■ **WHAT YOU SHOULD DO**:
For every record beneath this instruction, give an exact repetition, omitting images.

■ **THE INPUT**:
_____
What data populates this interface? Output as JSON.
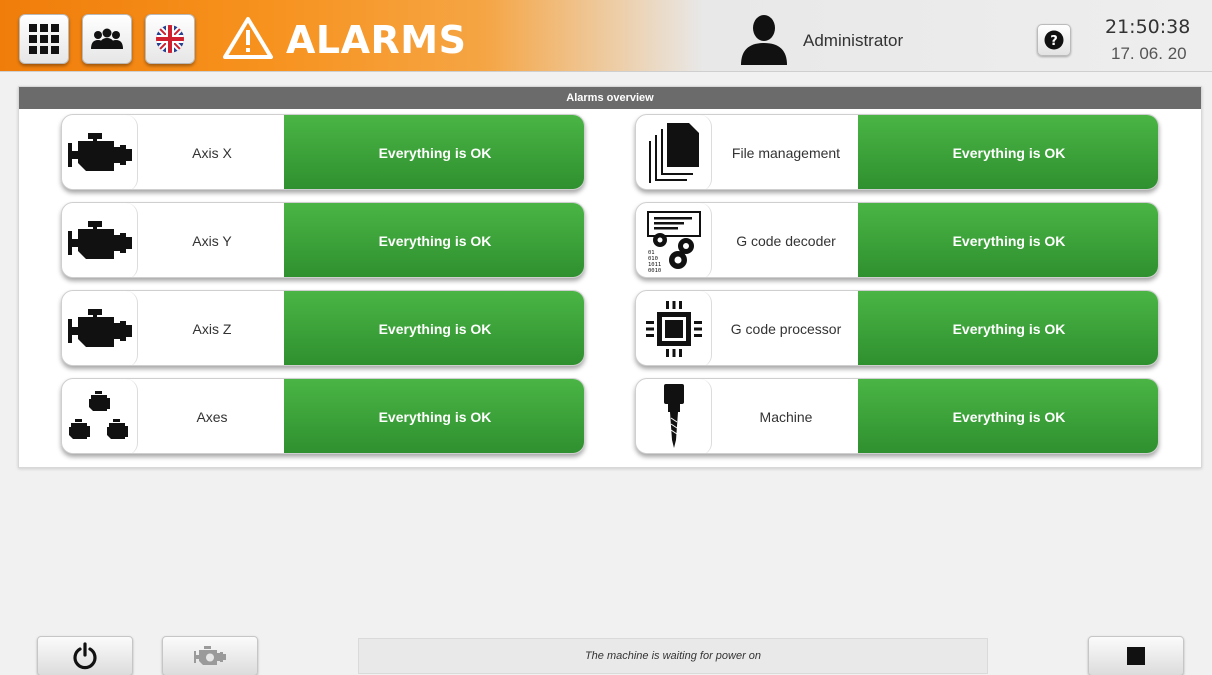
{
  "header": {
    "title": "ALARMS",
    "user": "Administrator",
    "time": "21:50:38",
    "date": "17. 06. 20",
    "buttons": [
      {
        "name": "menu-grid",
        "icon": "grid-icon"
      },
      {
        "name": "users",
        "icon": "users-icon"
      },
      {
        "name": "language",
        "icon": "uk-flag-icon"
      }
    ],
    "colors": {
      "accent": "#f7921e",
      "ok": "#3aa33a"
    }
  },
  "panel": {
    "title": "Alarms overview",
    "items": [
      {
        "label": "Axis X",
        "status": "Everything is OK",
        "icon": "engine-icon"
      },
      {
        "label": "File management",
        "status": "Everything is OK",
        "icon": "documents-icon"
      },
      {
        "label": "Axis Y",
        "status": "Everything is OK",
        "icon": "engine-icon"
      },
      {
        "label": "G code decoder",
        "status": "Everything is OK",
        "icon": "code-gears-icon"
      },
      {
        "label": "Axis Z",
        "status": "Everything is OK",
        "icon": "engine-icon"
      },
      {
        "label": "G code processor",
        "status": "Everything is OK",
        "icon": "chip-icon"
      },
      {
        "label": "Axes",
        "status": "Everything is OK",
        "icon": "engines-group-icon"
      },
      {
        "label": "Machine",
        "status": "Everything is OK",
        "icon": "spindle-icon"
      }
    ]
  },
  "footer": {
    "status_message": "The machine is waiting for power on"
  }
}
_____
■ **RESPONSE TO THE EXERCISE**:
What data populates this interface? Output as JSON.
{
  "header": {
    "title": "ALARMS",
    "user": "Administrator",
    "time": "21:50:38",
    "date": "17. 06. 20",
    "buttons": [
      {
        "name": "menu-grid",
        "icon": "grid-icon"
      },
      {
        "name": "users",
        "icon": "users-icon"
      },
      {
        "name": "language",
        "icon": "uk-flag-icon"
      }
    ],
    "colors": {
      "accent": "#f7921e",
      "ok": "#3aa33a"
    }
  },
  "panel": {
    "title": "Alarms overview",
    "items": [
      {
        "label": "Axis X",
        "status": "Everything is OK",
        "icon": "engine-icon"
      },
      {
        "label": "File management",
        "status": "Everything is OK",
        "icon": "documents-icon"
      },
      {
        "label": "Axis Y",
        "status": "Everything is OK",
        "icon": "engine-icon"
      },
      {
        "label": "G code decoder",
        "status": "Everything is OK",
        "icon": "code-gears-icon"
      },
      {
        "label": "Axis Z",
        "status": "Everything is OK",
        "icon": "engine-icon"
      },
      {
        "label": "G code processor",
        "status": "Everything is OK",
        "icon": "chip-icon"
      },
      {
        "label": "Axes",
        "status": "Everything is OK",
        "icon": "engines-group-icon"
      },
      {
        "label": "Machine",
        "status": "Everything is OK",
        "icon": "spindle-icon"
      }
    ]
  },
  "footer": {
    "status_message": "The machine is waiting for power on"
  }
}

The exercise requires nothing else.